'Hie fiercest battles are likely to be fought in the Senate Finance Committee. Budget writers are counting on the panel to save $674 billion from Medicare, Medicaid, welfare and other programs.
“There really is no other single committee in either the House or the Senate that has jurisdiction over such a vast proportion of the budget or the cuts,” said Boh Greenstein, executive director of the liberal Center on Budget and Policy Priorities.
Martin Corry, director of federal relations for the American Association of Retired Persons, said pro posed Medicare savings of at least $250 billion amount to three times the 1993 reduction in the program’s growth rate — “and dial passed by one vote in each chamber.”
Some analysis predict lawmakers ultimately will shy
Today In History
By The Associated Press
Today is Friday, May 19, the 139th day of 1995. There are 226 days left in the year.<
Today’s Highlight in History:
On May 19, 1536, Anne Boleyn, the second wife of England’s King Henry VHI, was beheaded after she was convicted of adultery.
On this date:
In 1588, the Spanish Armada set sail for England; it was soundly defeated by the English fleet the following August.
In 1643, delegates from four New England colonies met in Boston to form a confederation.
In 1780, a mysterious darkness enveloped much of New England and part of Canada in the early afternoon.
In 1906, the Federated Boys’ Clubs, forerunners of the Boys’ Clubs of America, were organized.

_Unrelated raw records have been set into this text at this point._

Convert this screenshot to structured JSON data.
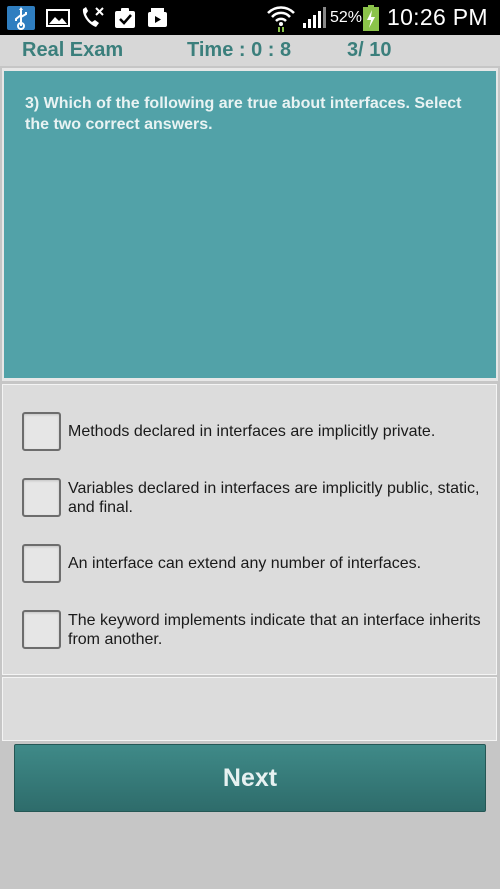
{
  "status_bar": {
    "icons": [
      "usb-icon",
      "gallery-icon",
      "missed-call-icon",
      "clipboard-check-icon",
      "video-share-icon",
      "wifi-icon",
      "signal-icon",
      "battery-charging-icon"
    ],
    "battery_percent": "52%",
    "time": "10:26 PM"
  },
  "header": {
    "mode": "Real Exam",
    "timer": "Time : 0 : 8",
    "progress": "3/ 10"
  },
  "question": {
    "text": "3) Which of the following are true about interfaces. Select the two correct answers."
  },
  "options": [
    {
      "text": "Methods declared in interfaces are implicitly private.",
      "checked": false
    },
    {
      "text": "Variables declared in interfaces are implicitly public, static, and final.",
      "checked": false
    },
    {
      "text": "An interface can extend any number of interfaces.",
      "checked": false
    },
    {
      "text": "The keyword implements indicate that an interface inherits from another.",
      "checked": false
    }
  ],
  "next_button": {
    "label": "Next"
  },
  "colors": {
    "accent": "#3b7f7c",
    "question_bg": "#52a2a8",
    "button_bg": "#35797a"
  }
}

In 1921, Congress passed the Emergency Quota Act, which established national quotas for immigrants.
In 1935, T E. Lawrence, also known as “Lawrence of Arabia,” died in England from injuries sustained in a motorcycle crash.
In 1943, in an address to the U.S. Congress, British Prime Minister Winston Churchill pledged his country’s full support in the war against Japan.
In 1958, the United States and Canada formally established the North American Air Defense Command.